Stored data
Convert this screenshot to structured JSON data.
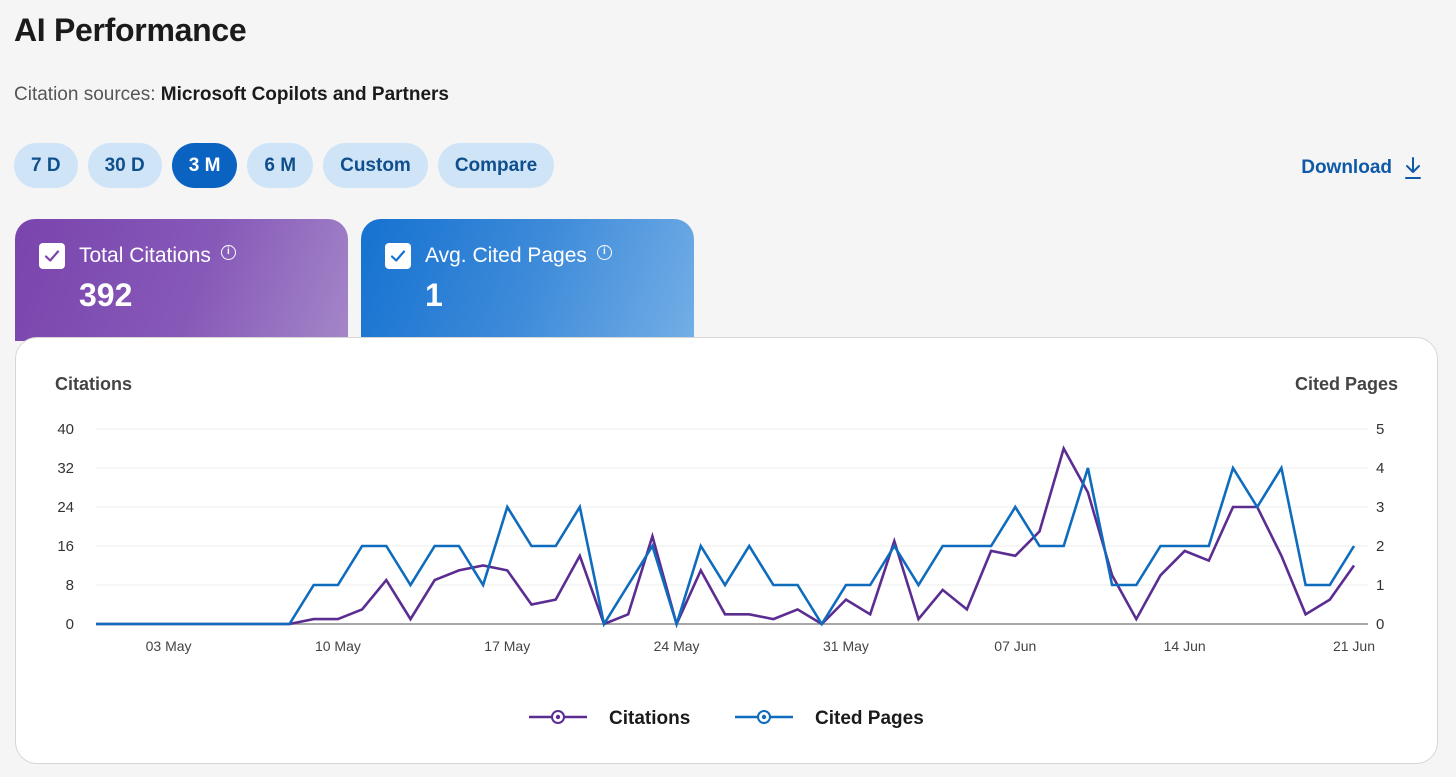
{
  "header": {
    "title": "AI Performance",
    "citation_label": "Citation sources:",
    "citation_value": "Microsoft Copilots and Partners"
  },
  "ranges": [
    {
      "label": "7 D",
      "active": false
    },
    {
      "label": "30 D",
      "active": false
    },
    {
      "label": "3 M",
      "active": true
    },
    {
      "label": "6 M",
      "active": false
    },
    {
      "label": "Custom",
      "active": false
    },
    {
      "label": "Compare",
      "active": false
    }
  ],
  "download": {
    "label": "Download",
    "icon": "download-icon"
  },
  "metrics": {
    "citations": {
      "label": "Total Citations",
      "value": "392",
      "color": "#7a44ad"
    },
    "pages": {
      "label": "Avg. Cited Pages",
      "value": "1",
      "color": "#1572d0"
    }
  },
  "chart_data": {
    "type": "line",
    "ylabel": "Citations",
    "y2label": "Cited Pages",
    "ylim": [
      0,
      40
    ],
    "y2lim": [
      0,
      5
    ],
    "yticks": [
      0,
      8,
      16,
      24,
      32,
      40
    ],
    "y2ticks": [
      0,
      1,
      2,
      3,
      4,
      5
    ],
    "xtick_labels": [
      "03 May",
      "10 May",
      "17 May",
      "24 May",
      "31 May",
      "07 Jun",
      "14 Jun",
      "21 Jun"
    ],
    "xtick_indices": [
      3,
      10,
      17,
      24,
      31,
      38,
      45,
      52
    ],
    "grid": "horizontal",
    "legend": "bottom-center",
    "series": [
      {
        "name": "Citations",
        "axis": "left",
        "color": "#5b2d91",
        "values": [
          0,
          0,
          0,
          0,
          0,
          0,
          0,
          0,
          0,
          1,
          1,
          3,
          9,
          1,
          9,
          11,
          12,
          11,
          4,
          5,
          14,
          0,
          2,
          18,
          0,
          11,
          2,
          2,
          1,
          3,
          0,
          5,
          2,
          17,
          1,
          7,
          3,
          15,
          14,
          19,
          36,
          27,
          10,
          1,
          10,
          15,
          13,
          24,
          24,
          14,
          2,
          5,
          12
        ]
      },
      {
        "name": "Cited Pages",
        "axis": "right",
        "color": "#0f6cbd",
        "values": [
          0,
          0,
          0,
          0,
          0,
          0,
          0,
          0,
          0,
          1,
          1,
          2,
          2,
          1,
          2,
          2,
          1,
          3,
          2,
          2,
          3,
          0,
          1,
          2,
          0,
          2,
          1,
          2,
          1,
          1,
          0,
          1,
          1,
          2,
          1,
          2,
          2,
          2,
          3,
          2,
          2,
          4,
          1,
          1,
          2,
          2,
          2,
          4,
          3,
          4,
          1,
          1,
          2
        ]
      }
    ]
  }
}
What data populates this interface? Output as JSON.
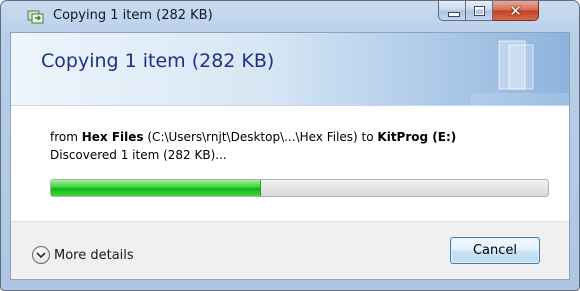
{
  "window": {
    "title": "Copying 1 item (282 KB)",
    "icons": {
      "app": "copy-icon",
      "minimize": "minimize-icon",
      "maximize": "maximize-icon",
      "close": "close-icon"
    }
  },
  "dialog": {
    "header": "Copying 1 item (282 KB)",
    "from_prefix": "from ",
    "source_name": "Hex Files",
    "source_path": " (C:\\Users\\rnjt\\Desktop\\...\\Hex Files)  to ",
    "dest_name": "KitProg (E:)",
    "status": "Discovered 1 item (282 KB)...",
    "progress_fraction": 0.42
  },
  "footer": {
    "more_details_label": "More details",
    "more_details_icon": "chevron-down-icon",
    "cancel_label": "Cancel"
  },
  "colors": {
    "header_text": "#1e3287",
    "progress_green": "#12b318"
  }
}
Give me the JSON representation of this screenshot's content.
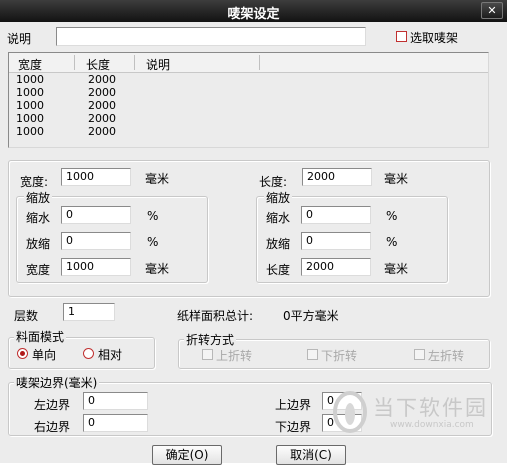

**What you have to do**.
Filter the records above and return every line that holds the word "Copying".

**Solution to the exercise**.
    "title": "Copying 1 item (282 KB)",
    "header": "Copying 1 item (282 KB)",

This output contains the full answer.